Until his debut as KiZarny, Cvjetkovich had spent his entire wrestling career as a villain. On the freelance circuit, he developed signature moves like the "hell-bow" and "Tallulah Belle," which built on a move created by wrestler Jake the Snake Roberts.
He worked hard at being bad. But when WWE hired him, he was cast as a good guy. But KiZarny –- and Cvjetkovich — are too weird for that, he says. In his debut match, the commentators used one word to describe KiZarny: "bizarre."
Cvjetkovich is a little more descriptive. He calls KiZarny "a creepy, colorful, playful, deranged, birthday clown, carnival freak, masochist, sideshow monster. Something out of a really colorful nightmare."
He says the persona was based on his life. "This wasn't a character I was saddled with — this is me, I'm a legit sideshow circus freak, a legit old-school wrestler that has slept in his car more nights than his bed."
Cvjetkovich relishes these carnival-like traits and says they come naturally to him. While he's lost his role as KiZarny, Cvjetkovich will keep the persona alive — though under a different name. He's returning to the freelance circuit under his old name, Sinn Bodhi. He'll be an unmistakable villain and intends to fight his way back to the SmackDown ring.
In one recent WWE story line, the good guy lost his fortune in the economic downturn. Cvjetkovich says the hero was forced to work for the bad guy, doing shady things against his will so he could feed his family.
"It was a really good idea," Cvjetkovich says, "because it really does portray what's going on in society."
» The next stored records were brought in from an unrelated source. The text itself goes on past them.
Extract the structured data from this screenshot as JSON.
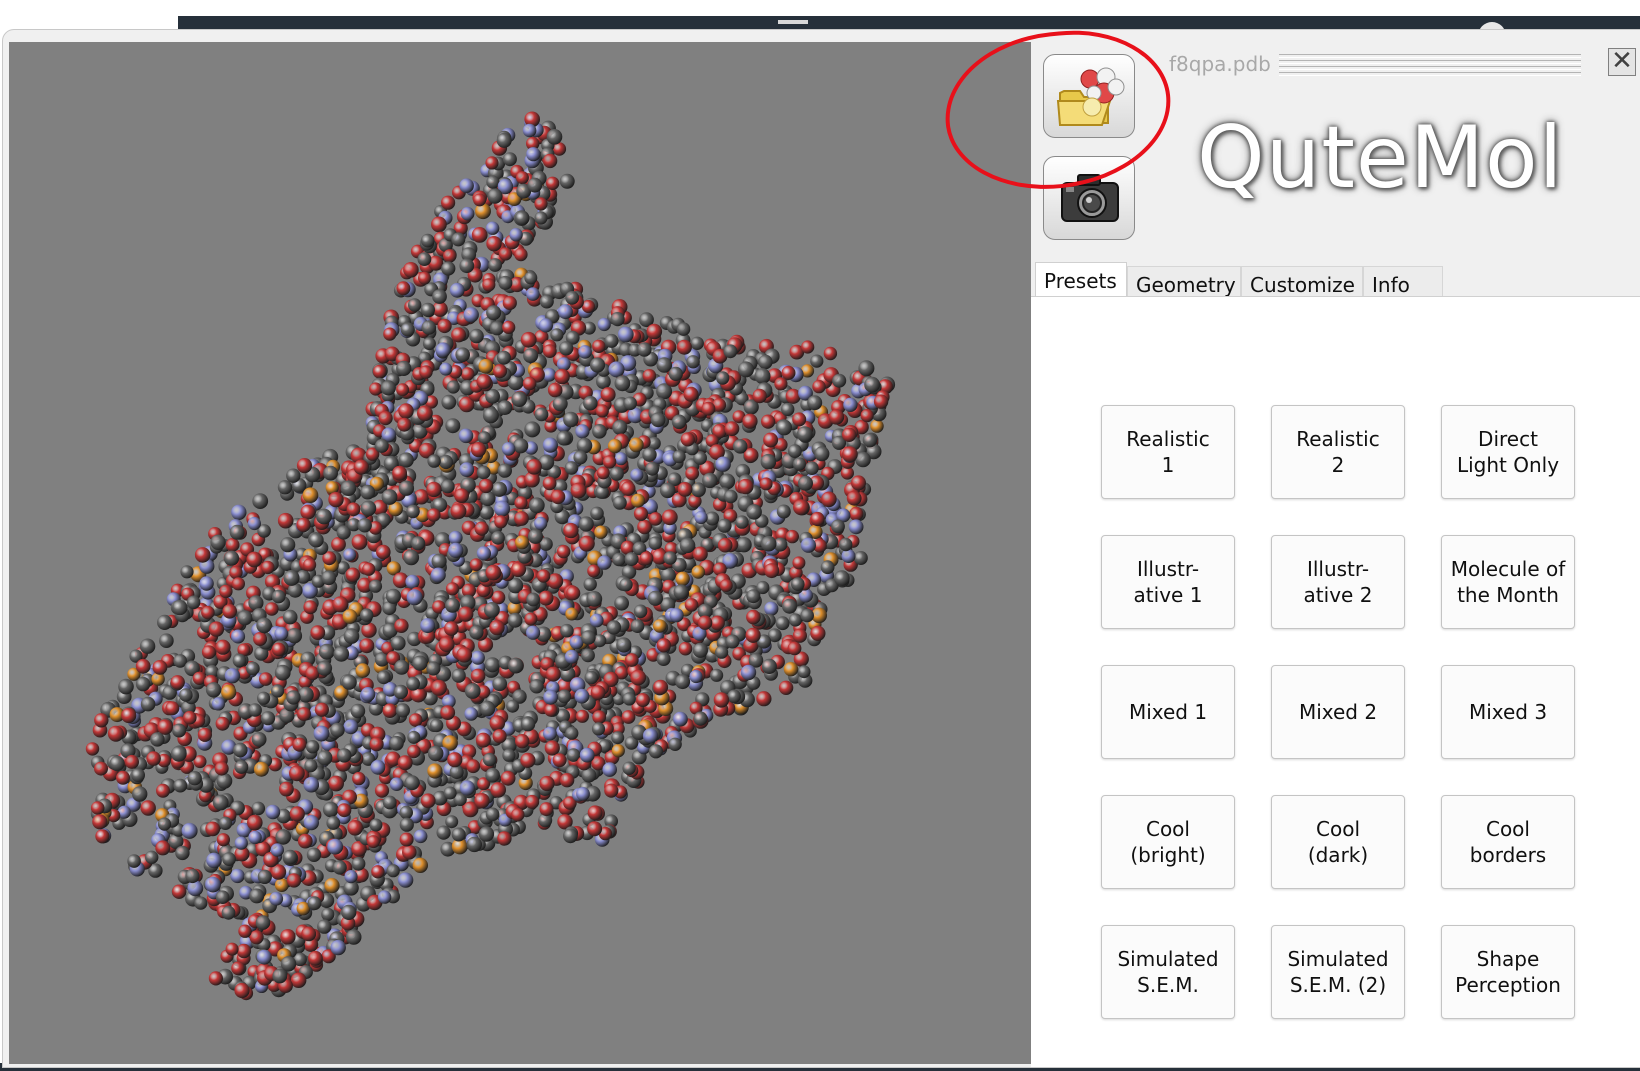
{
  "file": {
    "name": "f8qpa.pdb"
  },
  "window": {
    "close_label": "✕"
  },
  "app": {
    "logo": "QuteMol"
  },
  "toolbar": {
    "open_icon": "open-molecule-icon",
    "snapshot_icon": "camera-icon"
  },
  "tabs": [
    {
      "label": "Presets",
      "active": true
    },
    {
      "label": "Geometry",
      "active": false
    },
    {
      "label": "Customize",
      "active": false
    },
    {
      "label": "Info",
      "active": false
    }
  ],
  "presets": [
    "Realistic\n1",
    "Realistic\n2",
    "Direct\nLight Only",
    "Illustr-\native 1",
    "Illustr-\native 2",
    "Molecule of\nthe Month",
    "Mixed 1",
    "Mixed 2",
    "Mixed 3",
    "Cool\n(bright)",
    "Cool\n(dark)",
    "Cool\nborders",
    "Simulated\nS.E.M.",
    "Simulated\nS.E.M. (2)",
    "Shape\nPerception"
  ],
  "colors": {
    "viewport_bg": "#808080",
    "atom_carbon": "#666666",
    "atom_oxygen": "#c43838",
    "atom_nitrogen": "#8a8ed0",
    "atom_phosphorus": "#e0902c",
    "annotation": "#e8101a"
  }
}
"Maybe some kids that are too 'cool' to watch the news somehow get — a surreal dose, but a dose nonetheless, — of what's going on in the real world. The biggest heroes can fall due to a crappy economy."